**** The input ****
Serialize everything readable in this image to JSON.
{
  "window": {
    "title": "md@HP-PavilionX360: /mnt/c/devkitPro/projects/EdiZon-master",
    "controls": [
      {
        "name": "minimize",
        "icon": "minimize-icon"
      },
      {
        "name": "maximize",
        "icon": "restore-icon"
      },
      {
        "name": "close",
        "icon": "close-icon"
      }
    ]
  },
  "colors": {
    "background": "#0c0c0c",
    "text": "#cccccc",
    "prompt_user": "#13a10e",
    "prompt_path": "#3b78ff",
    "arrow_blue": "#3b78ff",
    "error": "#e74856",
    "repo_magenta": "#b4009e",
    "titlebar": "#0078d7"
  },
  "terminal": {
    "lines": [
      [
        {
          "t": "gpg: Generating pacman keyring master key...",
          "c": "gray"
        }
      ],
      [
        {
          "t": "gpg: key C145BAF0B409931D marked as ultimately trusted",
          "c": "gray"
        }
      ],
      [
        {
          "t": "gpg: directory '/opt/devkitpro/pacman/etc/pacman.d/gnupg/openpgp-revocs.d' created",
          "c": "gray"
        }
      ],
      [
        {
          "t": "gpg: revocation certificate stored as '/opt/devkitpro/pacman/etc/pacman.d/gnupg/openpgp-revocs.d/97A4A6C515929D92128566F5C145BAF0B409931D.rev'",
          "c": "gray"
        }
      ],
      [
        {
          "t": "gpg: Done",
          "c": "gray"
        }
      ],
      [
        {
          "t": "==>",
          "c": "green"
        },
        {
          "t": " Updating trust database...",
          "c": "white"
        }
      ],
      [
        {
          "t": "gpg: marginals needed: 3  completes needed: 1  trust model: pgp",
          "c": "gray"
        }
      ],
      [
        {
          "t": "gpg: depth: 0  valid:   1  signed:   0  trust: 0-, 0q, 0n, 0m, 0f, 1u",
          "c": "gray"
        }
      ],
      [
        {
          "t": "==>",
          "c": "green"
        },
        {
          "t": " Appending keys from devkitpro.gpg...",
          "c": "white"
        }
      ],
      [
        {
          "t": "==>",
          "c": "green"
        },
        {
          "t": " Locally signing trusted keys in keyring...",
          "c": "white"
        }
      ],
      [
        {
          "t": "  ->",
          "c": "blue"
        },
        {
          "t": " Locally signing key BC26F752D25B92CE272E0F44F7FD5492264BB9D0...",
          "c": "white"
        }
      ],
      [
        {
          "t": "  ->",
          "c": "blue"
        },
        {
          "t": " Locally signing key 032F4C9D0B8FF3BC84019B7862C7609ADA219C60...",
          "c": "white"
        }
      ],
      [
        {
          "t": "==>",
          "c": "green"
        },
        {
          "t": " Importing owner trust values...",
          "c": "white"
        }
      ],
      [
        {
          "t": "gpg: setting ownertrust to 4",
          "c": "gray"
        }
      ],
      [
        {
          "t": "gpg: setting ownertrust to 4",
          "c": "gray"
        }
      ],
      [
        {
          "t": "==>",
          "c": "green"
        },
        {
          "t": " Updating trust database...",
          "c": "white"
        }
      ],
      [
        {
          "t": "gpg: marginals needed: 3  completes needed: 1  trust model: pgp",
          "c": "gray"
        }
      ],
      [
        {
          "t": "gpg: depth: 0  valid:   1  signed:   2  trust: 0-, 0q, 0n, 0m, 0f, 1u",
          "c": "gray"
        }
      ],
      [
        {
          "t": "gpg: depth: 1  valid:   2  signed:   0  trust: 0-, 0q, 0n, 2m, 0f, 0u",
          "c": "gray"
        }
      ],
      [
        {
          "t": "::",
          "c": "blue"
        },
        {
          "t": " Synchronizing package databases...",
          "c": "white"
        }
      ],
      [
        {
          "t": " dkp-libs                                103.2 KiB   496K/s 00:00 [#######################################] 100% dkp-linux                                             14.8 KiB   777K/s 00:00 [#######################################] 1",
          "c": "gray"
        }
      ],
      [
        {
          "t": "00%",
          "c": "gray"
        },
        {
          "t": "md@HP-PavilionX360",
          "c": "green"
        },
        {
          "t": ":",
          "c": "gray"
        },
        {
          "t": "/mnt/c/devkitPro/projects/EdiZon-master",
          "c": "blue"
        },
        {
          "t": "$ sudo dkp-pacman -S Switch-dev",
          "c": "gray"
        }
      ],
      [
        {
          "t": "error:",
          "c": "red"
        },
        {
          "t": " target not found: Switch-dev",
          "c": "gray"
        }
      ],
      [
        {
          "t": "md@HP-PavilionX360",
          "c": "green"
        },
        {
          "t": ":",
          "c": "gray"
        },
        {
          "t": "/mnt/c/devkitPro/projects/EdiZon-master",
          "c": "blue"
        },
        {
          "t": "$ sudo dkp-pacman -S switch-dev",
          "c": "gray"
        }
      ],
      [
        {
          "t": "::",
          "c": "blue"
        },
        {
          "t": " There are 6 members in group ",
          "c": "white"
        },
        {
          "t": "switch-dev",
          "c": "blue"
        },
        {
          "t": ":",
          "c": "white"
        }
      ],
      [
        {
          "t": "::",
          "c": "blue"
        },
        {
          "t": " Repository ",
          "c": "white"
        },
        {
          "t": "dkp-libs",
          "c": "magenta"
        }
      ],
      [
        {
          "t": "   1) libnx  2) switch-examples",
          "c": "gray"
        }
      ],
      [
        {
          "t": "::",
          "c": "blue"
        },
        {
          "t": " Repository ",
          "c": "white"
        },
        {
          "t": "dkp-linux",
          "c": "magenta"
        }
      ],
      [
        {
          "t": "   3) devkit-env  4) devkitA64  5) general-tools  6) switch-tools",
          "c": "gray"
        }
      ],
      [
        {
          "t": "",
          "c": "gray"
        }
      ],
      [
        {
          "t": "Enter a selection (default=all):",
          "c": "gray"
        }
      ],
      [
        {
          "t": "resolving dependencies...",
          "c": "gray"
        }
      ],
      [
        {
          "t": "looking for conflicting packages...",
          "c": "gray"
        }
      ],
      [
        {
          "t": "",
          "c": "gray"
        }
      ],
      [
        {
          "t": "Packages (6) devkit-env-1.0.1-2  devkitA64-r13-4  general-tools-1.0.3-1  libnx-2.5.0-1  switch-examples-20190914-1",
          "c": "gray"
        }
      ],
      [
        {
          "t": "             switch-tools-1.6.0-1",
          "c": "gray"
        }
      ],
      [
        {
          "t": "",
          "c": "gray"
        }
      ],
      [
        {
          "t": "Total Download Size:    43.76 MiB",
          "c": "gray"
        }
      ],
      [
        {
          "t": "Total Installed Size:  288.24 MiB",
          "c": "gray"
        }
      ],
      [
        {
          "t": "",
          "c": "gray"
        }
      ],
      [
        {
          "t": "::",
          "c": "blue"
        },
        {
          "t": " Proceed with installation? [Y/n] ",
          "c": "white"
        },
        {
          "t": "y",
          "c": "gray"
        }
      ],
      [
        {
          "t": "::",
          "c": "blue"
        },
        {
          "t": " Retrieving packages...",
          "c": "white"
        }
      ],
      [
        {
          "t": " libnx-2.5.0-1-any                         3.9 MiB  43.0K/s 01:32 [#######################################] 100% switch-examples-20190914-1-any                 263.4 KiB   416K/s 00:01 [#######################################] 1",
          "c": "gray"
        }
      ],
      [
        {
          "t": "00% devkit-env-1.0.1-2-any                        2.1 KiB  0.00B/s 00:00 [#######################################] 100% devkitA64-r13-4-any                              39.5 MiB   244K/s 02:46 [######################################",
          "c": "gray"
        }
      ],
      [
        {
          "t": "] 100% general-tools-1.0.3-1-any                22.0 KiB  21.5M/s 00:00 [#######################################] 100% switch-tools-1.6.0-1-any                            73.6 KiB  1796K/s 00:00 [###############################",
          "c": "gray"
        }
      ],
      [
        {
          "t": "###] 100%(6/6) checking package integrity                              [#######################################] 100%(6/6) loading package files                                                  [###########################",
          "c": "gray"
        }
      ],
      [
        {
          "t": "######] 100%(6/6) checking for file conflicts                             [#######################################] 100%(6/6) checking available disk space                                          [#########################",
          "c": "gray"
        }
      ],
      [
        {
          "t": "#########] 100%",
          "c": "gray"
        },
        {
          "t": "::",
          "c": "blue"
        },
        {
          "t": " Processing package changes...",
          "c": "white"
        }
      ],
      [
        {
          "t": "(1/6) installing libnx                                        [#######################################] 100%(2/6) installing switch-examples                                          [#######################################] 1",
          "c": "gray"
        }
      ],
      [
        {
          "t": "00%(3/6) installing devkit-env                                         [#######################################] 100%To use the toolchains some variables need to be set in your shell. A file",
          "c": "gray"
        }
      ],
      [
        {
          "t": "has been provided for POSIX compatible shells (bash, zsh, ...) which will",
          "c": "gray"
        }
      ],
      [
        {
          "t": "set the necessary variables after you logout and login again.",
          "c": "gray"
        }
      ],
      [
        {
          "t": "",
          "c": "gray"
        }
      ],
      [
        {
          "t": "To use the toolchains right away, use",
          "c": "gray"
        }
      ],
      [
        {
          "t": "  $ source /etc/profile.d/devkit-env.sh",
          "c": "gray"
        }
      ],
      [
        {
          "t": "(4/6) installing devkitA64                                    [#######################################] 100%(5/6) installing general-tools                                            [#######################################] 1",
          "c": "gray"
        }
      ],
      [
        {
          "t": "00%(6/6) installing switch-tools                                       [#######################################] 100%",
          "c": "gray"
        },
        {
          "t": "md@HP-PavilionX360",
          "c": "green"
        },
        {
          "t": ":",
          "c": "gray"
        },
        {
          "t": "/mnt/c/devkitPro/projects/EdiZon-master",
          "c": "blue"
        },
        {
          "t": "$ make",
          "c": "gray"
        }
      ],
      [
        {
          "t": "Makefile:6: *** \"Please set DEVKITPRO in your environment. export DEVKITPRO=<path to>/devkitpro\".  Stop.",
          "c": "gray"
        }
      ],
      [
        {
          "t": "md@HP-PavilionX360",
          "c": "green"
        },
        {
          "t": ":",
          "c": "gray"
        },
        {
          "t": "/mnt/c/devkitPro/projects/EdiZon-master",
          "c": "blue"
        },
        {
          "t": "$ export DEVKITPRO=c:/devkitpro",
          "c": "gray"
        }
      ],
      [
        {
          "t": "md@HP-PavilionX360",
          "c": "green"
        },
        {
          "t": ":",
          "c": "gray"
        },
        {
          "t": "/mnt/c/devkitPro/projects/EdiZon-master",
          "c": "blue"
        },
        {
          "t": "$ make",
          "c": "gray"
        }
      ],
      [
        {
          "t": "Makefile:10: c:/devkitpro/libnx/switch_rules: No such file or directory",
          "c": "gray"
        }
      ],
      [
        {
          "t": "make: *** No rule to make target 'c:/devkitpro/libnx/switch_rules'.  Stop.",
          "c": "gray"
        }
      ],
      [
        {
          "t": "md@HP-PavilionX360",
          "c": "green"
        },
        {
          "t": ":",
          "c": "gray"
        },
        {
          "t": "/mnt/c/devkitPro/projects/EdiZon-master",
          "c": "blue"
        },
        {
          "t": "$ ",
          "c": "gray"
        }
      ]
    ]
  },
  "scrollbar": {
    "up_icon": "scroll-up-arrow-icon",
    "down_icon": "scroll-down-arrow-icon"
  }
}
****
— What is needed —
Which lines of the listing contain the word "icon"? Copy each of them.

— Answer for this exercise —
        "icon": "minimize-icon"
        "icon": "restore-icon"
        "icon": "close-icon"
    "up_icon": "scroll-up-arrow-icon",
    "down_icon": "scroll-down-arrow-icon"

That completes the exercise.